# Exercise instructions
The result should be the lines from the one that contains "Transcribe this image's" to the final line of the entries below, copied exactly and with no pictures.

Excerpts from an interface dataset
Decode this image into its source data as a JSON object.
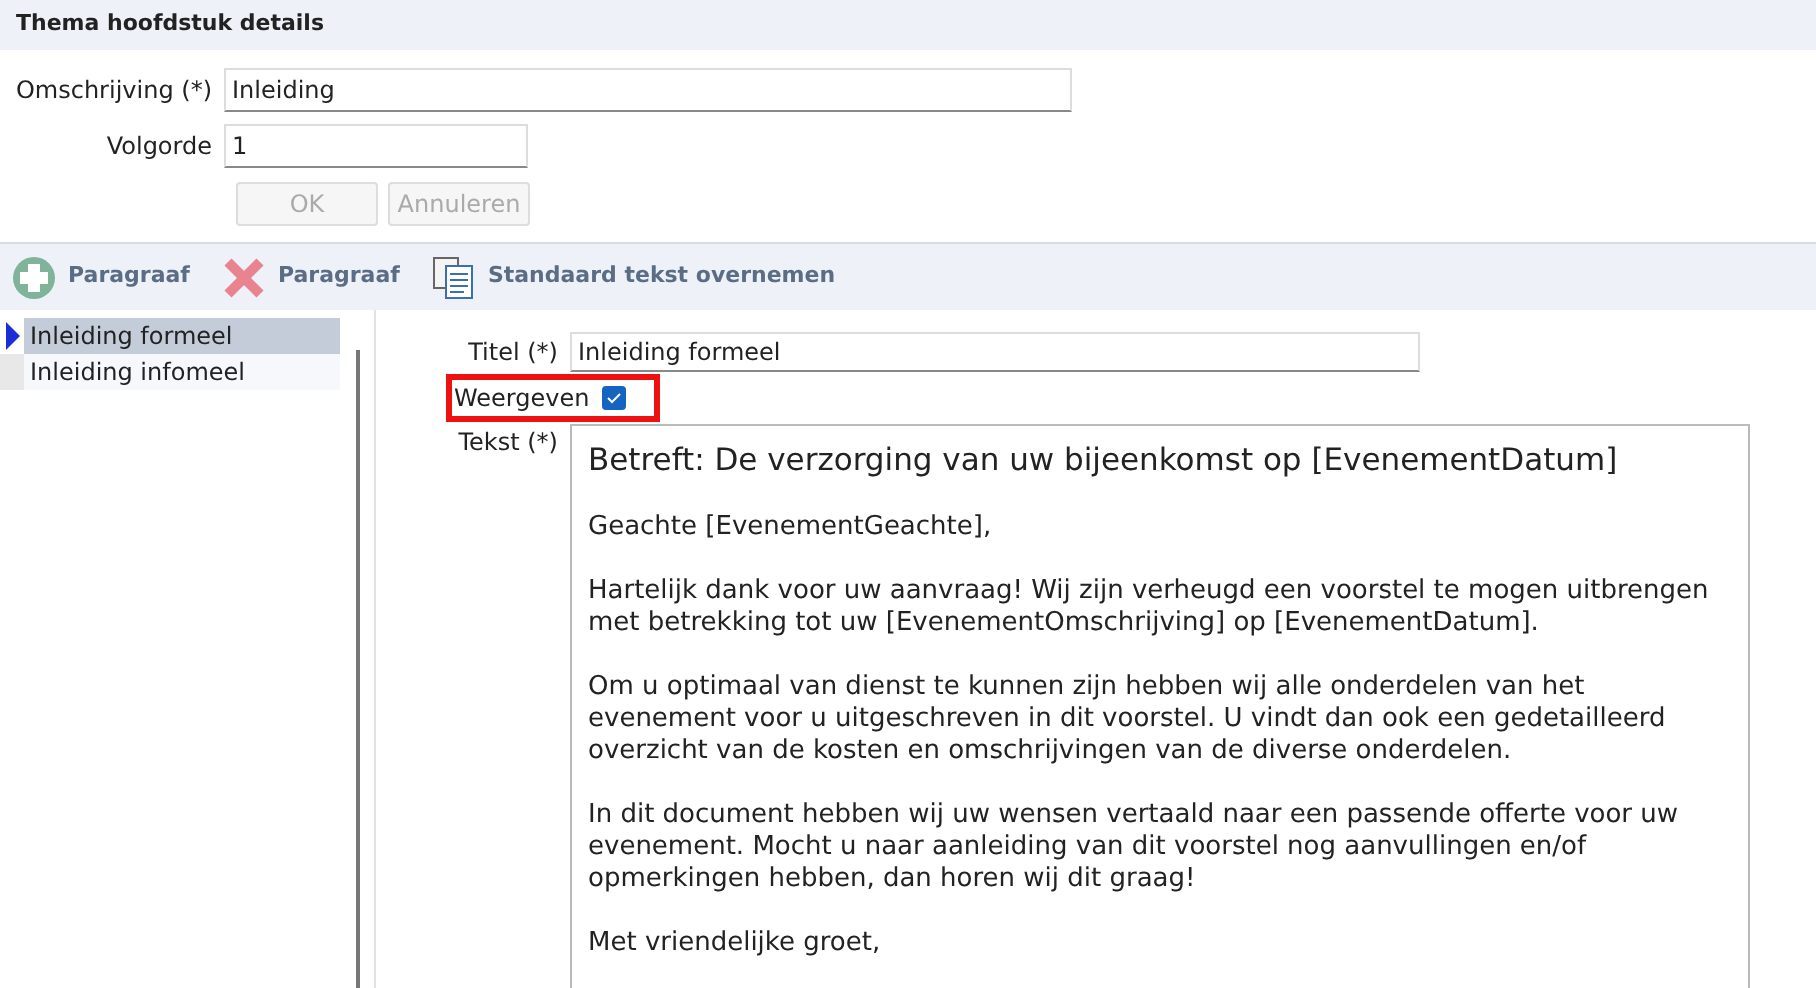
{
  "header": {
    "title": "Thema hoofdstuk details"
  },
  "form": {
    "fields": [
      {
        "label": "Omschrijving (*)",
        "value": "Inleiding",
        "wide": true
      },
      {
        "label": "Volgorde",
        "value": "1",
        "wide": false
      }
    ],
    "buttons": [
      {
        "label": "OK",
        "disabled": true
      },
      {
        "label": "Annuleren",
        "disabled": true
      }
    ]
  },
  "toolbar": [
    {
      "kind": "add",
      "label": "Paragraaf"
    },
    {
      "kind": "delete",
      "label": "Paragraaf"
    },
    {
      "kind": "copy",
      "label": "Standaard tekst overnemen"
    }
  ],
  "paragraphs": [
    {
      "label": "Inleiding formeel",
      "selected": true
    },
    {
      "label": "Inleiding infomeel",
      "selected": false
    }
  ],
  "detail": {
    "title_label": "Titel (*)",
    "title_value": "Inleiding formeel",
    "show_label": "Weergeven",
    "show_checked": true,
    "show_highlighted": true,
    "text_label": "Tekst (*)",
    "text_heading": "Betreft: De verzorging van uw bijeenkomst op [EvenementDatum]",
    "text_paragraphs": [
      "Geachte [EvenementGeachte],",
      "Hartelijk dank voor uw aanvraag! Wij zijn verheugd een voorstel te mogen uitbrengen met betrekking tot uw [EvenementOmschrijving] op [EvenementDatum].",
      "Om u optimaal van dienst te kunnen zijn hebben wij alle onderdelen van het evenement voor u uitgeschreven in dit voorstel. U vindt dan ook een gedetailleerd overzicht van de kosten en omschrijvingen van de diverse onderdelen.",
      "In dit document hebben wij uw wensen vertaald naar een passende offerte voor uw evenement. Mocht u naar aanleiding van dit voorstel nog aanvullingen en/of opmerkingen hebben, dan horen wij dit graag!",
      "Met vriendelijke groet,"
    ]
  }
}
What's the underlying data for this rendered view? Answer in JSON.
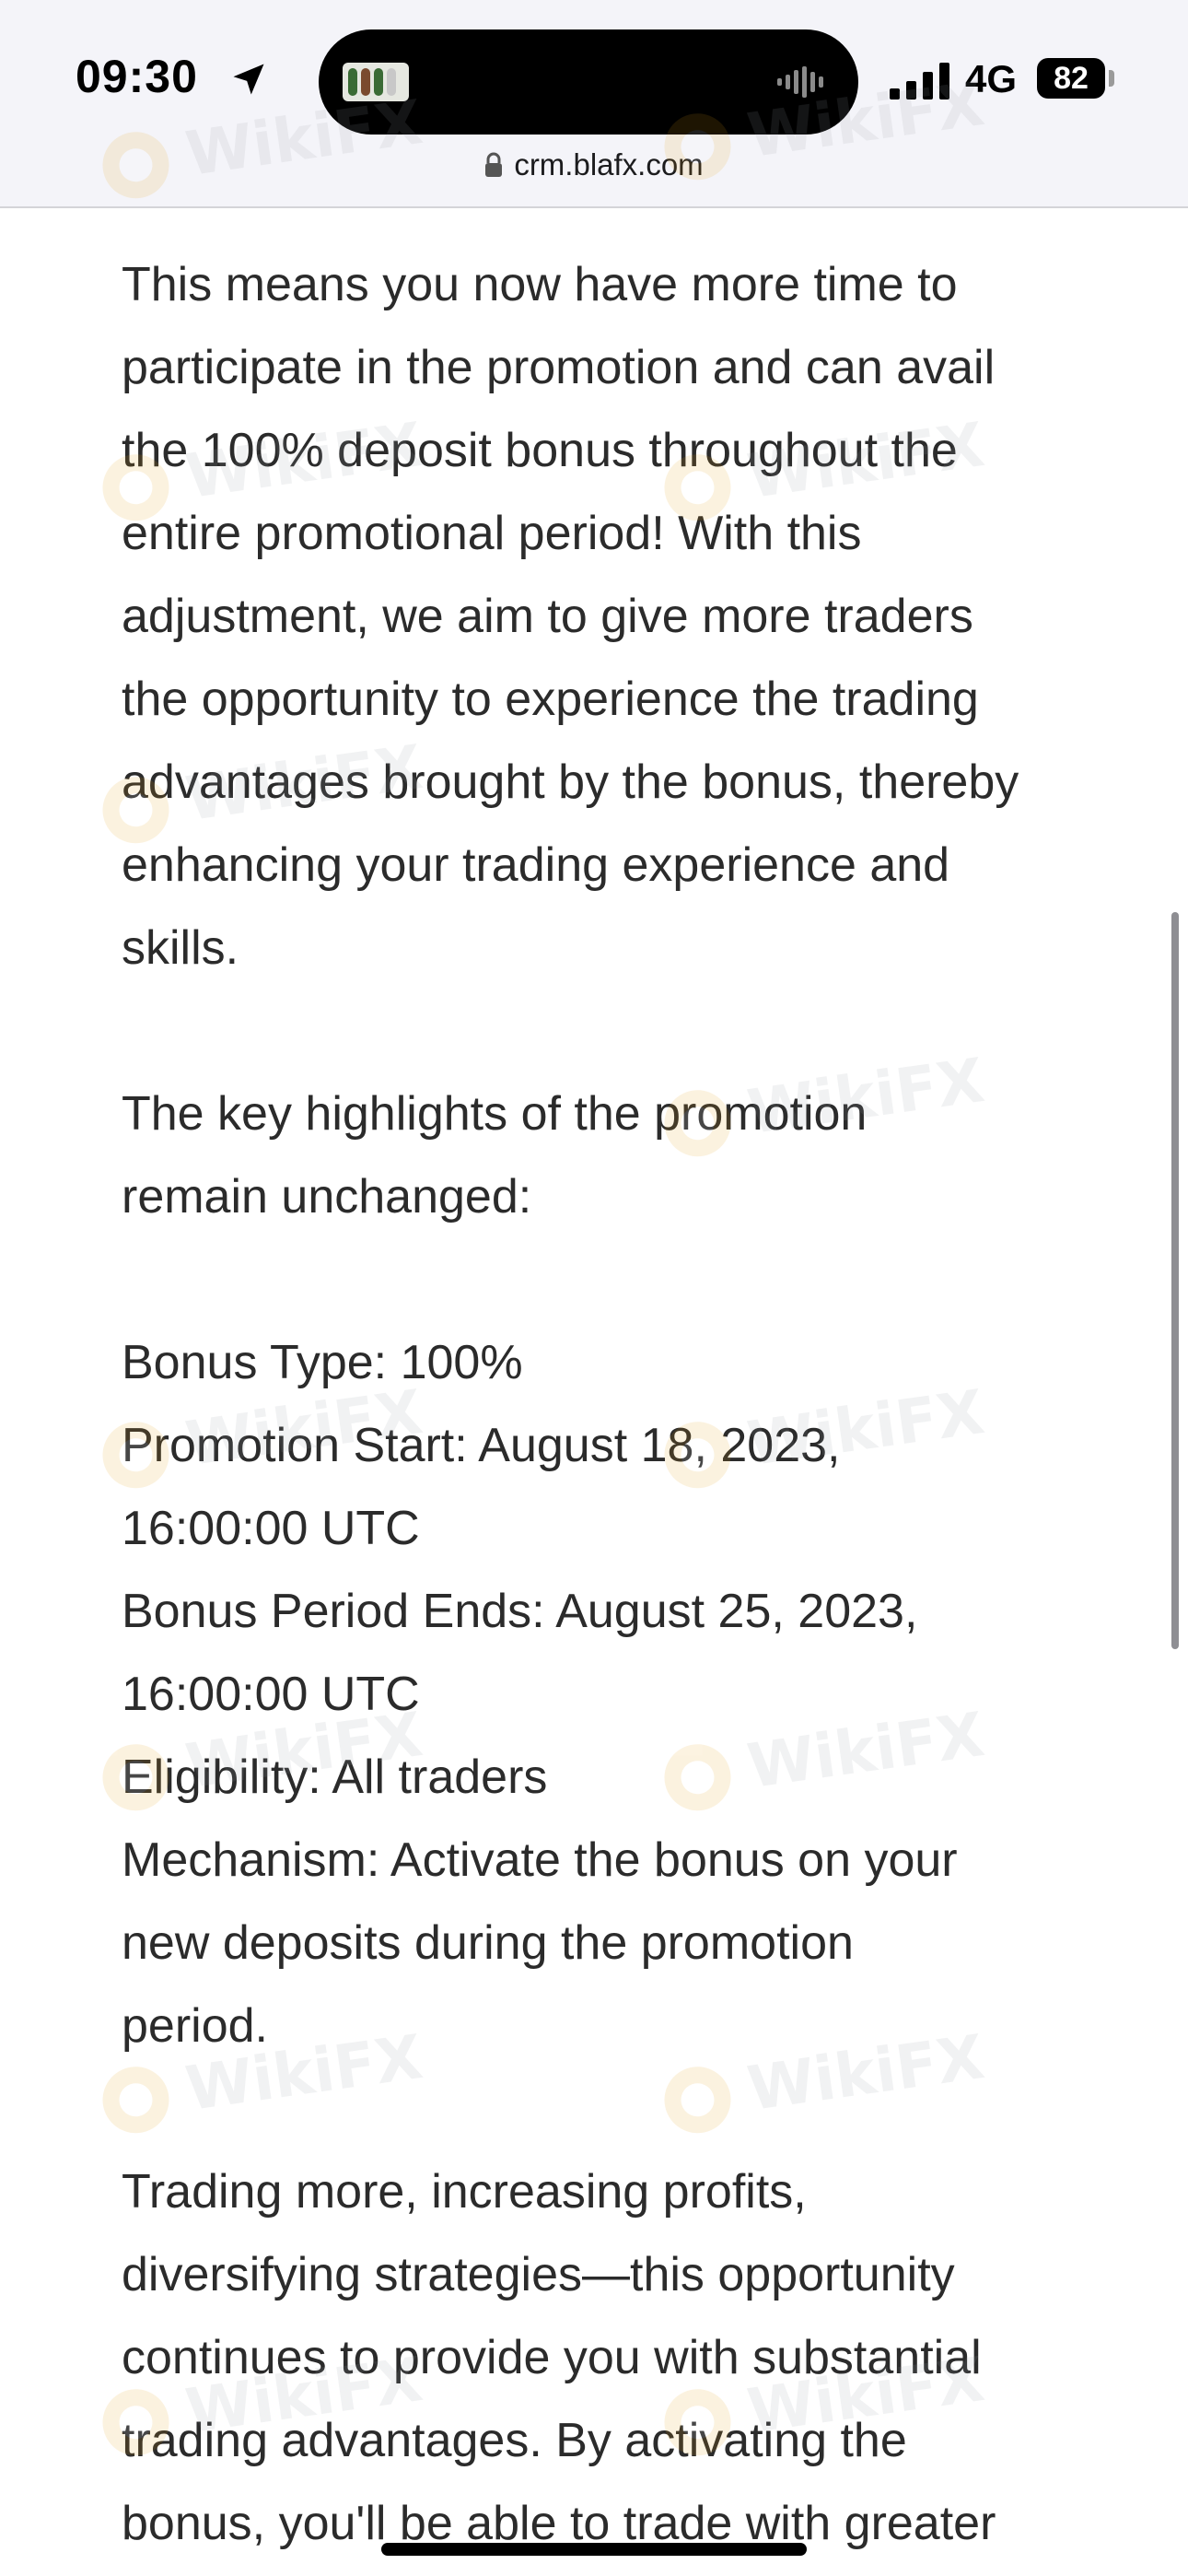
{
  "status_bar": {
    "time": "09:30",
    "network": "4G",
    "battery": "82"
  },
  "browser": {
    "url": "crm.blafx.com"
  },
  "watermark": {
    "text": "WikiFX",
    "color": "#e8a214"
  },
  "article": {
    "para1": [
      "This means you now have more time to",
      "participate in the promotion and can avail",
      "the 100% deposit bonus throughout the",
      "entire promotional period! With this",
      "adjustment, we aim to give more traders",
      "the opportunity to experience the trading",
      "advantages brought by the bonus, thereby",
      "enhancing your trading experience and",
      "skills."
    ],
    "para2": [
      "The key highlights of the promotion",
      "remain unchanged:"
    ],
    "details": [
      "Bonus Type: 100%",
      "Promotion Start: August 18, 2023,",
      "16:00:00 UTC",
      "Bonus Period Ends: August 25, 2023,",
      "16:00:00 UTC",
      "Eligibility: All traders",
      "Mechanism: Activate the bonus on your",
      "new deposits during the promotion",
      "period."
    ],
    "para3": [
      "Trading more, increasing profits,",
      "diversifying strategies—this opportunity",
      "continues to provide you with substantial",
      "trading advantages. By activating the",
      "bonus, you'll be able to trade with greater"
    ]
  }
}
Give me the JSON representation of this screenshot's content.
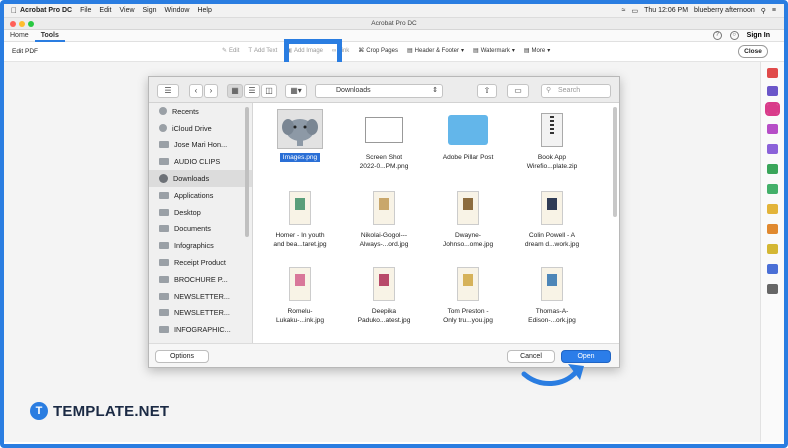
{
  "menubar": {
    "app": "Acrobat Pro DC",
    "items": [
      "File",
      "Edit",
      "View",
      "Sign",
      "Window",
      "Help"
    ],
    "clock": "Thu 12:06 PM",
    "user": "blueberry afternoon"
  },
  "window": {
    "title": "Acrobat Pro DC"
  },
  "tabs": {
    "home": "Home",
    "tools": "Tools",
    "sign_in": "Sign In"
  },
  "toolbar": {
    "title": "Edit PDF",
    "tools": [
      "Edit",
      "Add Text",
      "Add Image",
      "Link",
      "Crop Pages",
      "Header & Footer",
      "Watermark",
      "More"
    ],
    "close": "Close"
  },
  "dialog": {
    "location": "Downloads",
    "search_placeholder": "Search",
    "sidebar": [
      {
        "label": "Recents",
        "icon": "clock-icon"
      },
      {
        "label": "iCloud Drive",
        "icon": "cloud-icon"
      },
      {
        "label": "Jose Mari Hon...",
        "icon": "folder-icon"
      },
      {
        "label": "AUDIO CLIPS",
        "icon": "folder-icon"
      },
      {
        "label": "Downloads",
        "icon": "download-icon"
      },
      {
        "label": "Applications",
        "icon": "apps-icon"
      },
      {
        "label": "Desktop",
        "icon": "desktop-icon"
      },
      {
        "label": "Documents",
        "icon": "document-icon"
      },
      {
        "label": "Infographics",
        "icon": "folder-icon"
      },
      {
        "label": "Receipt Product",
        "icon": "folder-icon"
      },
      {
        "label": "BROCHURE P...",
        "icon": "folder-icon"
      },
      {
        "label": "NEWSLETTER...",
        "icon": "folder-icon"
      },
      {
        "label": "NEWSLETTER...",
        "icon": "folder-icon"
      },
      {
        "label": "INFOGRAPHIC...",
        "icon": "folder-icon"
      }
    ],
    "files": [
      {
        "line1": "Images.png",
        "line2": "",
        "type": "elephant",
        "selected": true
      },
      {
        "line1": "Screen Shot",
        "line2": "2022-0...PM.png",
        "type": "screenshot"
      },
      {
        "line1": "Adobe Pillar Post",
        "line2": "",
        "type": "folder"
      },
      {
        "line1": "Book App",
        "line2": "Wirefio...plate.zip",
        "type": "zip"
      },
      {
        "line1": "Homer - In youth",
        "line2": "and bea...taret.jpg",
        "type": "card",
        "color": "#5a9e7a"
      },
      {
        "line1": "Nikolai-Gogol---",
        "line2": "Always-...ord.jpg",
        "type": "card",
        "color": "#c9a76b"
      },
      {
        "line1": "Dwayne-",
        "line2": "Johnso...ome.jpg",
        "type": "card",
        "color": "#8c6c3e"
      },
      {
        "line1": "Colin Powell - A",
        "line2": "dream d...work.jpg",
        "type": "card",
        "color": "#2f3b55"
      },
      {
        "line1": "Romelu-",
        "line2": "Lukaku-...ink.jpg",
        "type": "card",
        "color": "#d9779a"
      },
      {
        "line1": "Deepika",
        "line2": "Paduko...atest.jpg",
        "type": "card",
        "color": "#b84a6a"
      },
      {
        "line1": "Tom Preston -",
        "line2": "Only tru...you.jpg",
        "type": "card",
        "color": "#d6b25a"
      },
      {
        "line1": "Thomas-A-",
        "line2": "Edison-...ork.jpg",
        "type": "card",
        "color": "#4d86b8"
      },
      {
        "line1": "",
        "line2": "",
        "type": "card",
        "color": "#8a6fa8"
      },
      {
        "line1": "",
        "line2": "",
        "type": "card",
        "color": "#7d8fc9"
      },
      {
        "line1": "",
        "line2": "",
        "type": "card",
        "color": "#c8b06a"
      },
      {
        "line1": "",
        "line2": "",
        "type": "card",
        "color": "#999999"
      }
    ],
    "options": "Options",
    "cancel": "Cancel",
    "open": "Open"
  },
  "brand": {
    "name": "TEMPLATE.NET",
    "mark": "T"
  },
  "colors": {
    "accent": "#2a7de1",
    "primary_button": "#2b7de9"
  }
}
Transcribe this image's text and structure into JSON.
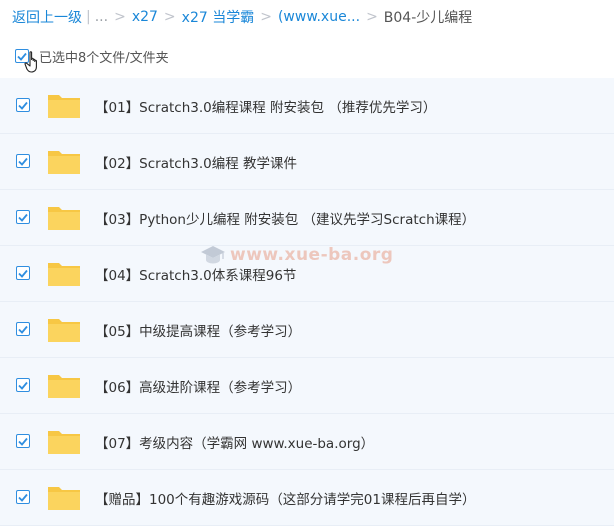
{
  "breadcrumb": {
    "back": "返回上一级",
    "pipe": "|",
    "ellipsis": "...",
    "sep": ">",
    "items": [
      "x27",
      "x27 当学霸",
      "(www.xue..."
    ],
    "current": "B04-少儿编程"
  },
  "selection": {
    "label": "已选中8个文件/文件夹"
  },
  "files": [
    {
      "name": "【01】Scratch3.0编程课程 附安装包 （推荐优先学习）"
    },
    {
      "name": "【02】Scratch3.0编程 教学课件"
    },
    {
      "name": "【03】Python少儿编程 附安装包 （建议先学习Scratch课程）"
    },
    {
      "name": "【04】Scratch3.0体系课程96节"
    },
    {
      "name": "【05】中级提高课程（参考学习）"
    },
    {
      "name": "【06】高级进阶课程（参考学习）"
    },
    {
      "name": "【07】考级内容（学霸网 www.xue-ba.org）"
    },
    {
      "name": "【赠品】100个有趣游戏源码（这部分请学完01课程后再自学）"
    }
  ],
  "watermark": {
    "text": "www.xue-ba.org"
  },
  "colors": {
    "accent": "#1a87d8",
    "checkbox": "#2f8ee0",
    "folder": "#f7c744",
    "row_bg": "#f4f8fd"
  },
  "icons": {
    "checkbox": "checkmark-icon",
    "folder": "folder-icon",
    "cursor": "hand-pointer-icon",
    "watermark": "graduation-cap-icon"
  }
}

# Output for this exercise
Transcribe this image's text and structure into JSON.
{
  "breadcrumb": {
    "back": "返回上一级",
    "pipe": "|",
    "ellipsis": "...",
    "sep": ">",
    "items": [
      "x27",
      "x27 当学霸",
      "(www.xue..."
    ],
    "current": "B04-少儿编程"
  },
  "selection": {
    "label": "已选中8个文件/文件夹"
  },
  "files": [
    {
      "name": "【01】Scratch3.0编程课程 附安装包 （推荐优先学习）"
    },
    {
      "name": "【02】Scratch3.0编程 教学课件"
    },
    {
      "name": "【03】Python少儿编程 附安装包 （建议先学习Scratch课程）"
    },
    {
      "name": "【04】Scratch3.0体系课程96节"
    },
    {
      "name": "【05】中级提高课程（参考学习）"
    },
    {
      "name": "【06】高级进阶课程（参考学习）"
    },
    {
      "name": "【07】考级内容（学霸网 www.xue-ba.org）"
    },
    {
      "name": "【赠品】100个有趣游戏源码（这部分请学完01课程后再自学）"
    }
  ],
  "watermark": {
    "text": "www.xue-ba.org"
  },
  "colors": {
    "accent": "#1a87d8",
    "checkbox": "#2f8ee0",
    "folder": "#f7c744",
    "row_bg": "#f4f8fd"
  },
  "icons": {
    "checkbox": "checkmark-icon",
    "folder": "folder-icon",
    "cursor": "hand-pointer-icon",
    "watermark": "graduation-cap-icon"
  }
}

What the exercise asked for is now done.